Drop every picture, then repeat the records exactly.

(Given data begins)

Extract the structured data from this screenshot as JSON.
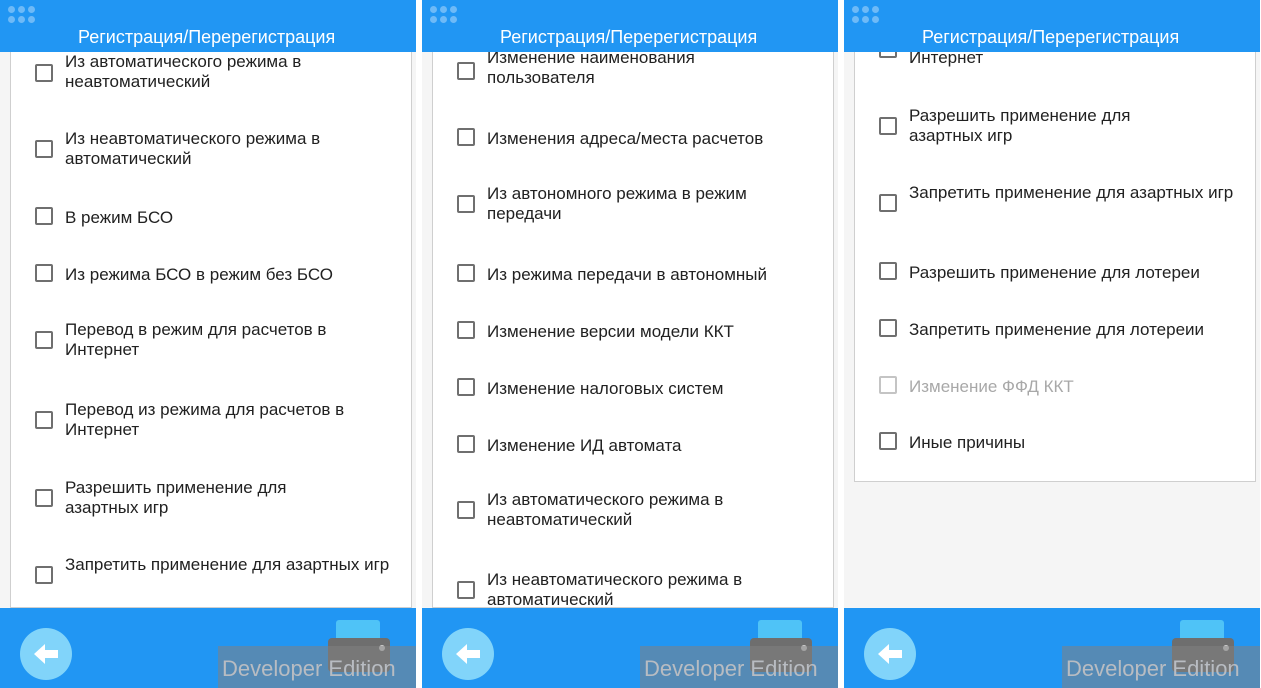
{
  "header": {
    "title": "Регистрация/Перерегистрация"
  },
  "panels": [
    {
      "items": [
        {
          "label": "Из автоматического режима в неавтоматический"
        },
        {
          "label": "Из неавтоматического режима в автоматический"
        },
        {
          "label": "В режим БСО"
        },
        {
          "label": "Из режима БСО в режим без БСО"
        },
        {
          "label": "Перевод в режим для расчетов в Интернет"
        },
        {
          "label": "Перевод из режима для расчетов в Интернет"
        },
        {
          "label": "Разрешить применение для азартных игр"
        },
        {
          "label": "Запретить применение для азартных игр"
        }
      ]
    },
    {
      "items": [
        {
          "label": "Изменение наименования пользователя"
        },
        {
          "label": "Изменения адреса/места расчетов"
        },
        {
          "label": "Из автономного режима в режим передачи"
        },
        {
          "label": "Из режима передачи в автономный"
        },
        {
          "label": "Изменение версии модели ККТ"
        },
        {
          "label": "Изменение налоговых систем"
        },
        {
          "label": "Изменение ИД автомата"
        },
        {
          "label": "Из автоматического режима в неавтоматический"
        },
        {
          "label": "Из неавтоматического режима в автоматический"
        }
      ]
    },
    {
      "items": [
        {
          "label": "Интернет"
        },
        {
          "label": "Разрешить применение для азартных игр"
        },
        {
          "label": "Запретить применение для азартных игр"
        },
        {
          "label": "Разрешить применение для лотереи"
        },
        {
          "label": "Запретить применение для лотереии"
        },
        {
          "label": "Изменение ФФД ККТ",
          "disabled": true
        },
        {
          "label": "Иные причины"
        }
      ]
    }
  ],
  "footer": {
    "back_icon": "arrow-left-icon",
    "print_icon": "printer-icon",
    "watermark": "Developer Edition"
  },
  "colors": {
    "primary": "#2196f3",
    "back_button": "#81d4fa",
    "checkbox_border": "#6f6f6f",
    "disabled_text": "#a8a8a8"
  }
}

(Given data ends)

— Written answer —
Extract the structured data from this screenshot as JSON.
{
  "header": {
    "title": "Регистрация/Перерегистрация"
  },
  "panels": [
    {
      "items": [
        {
          "label": "Из автоматического режима в неавтоматический"
        },
        {
          "label": "Из неавтоматического режима в автоматический"
        },
        {
          "label": "В режим БСО"
        },
        {
          "label": "Из режима БСО в режим без БСО"
        },
        {
          "label": "Перевод в режим для расчетов в Интернет"
        },
        {
          "label": "Перевод из режима для расчетов в Интернет"
        },
        {
          "label": "Разрешить применение для азартных игр"
        },
        {
          "label": "Запретить применение для азартных игр"
        }
      ]
    },
    {
      "items": [
        {
          "label": "Изменение наименования пользователя"
        },
        {
          "label": "Изменения адреса/места расчетов"
        },
        {
          "label": "Из автономного режима в режим передачи"
        },
        {
          "label": "Из режима передачи в автономный"
        },
        {
          "label": "Изменение версии модели ККТ"
        },
        {
          "label": "Изменение налоговых систем"
        },
        {
          "label": "Изменение ИД автомата"
        },
        {
          "label": "Из автоматического режима в неавтоматический"
        },
        {
          "label": "Из неавтоматического режима в автоматический"
        }
      ]
    },
    {
      "items": [
        {
          "label": "Интернет"
        },
        {
          "label": "Разрешить применение для азартных игр"
        },
        {
          "label": "Запретить применение для азартных игр"
        },
        {
          "label": "Разрешить применение для лотереи"
        },
        {
          "label": "Запретить применение для лотереии"
        },
        {
          "label": "Изменение ФФД ККТ",
          "disabled": true
        },
        {
          "label": "Иные причины"
        }
      ]
    }
  ],
  "footer": {
    "back_icon": "arrow-left-icon",
    "print_icon": "printer-icon",
    "watermark": "Developer Edition"
  },
  "colors": {
    "primary": "#2196f3",
    "back_button": "#81d4fa",
    "checkbox_border": "#6f6f6f",
    "disabled_text": "#a8a8a8"
  }
}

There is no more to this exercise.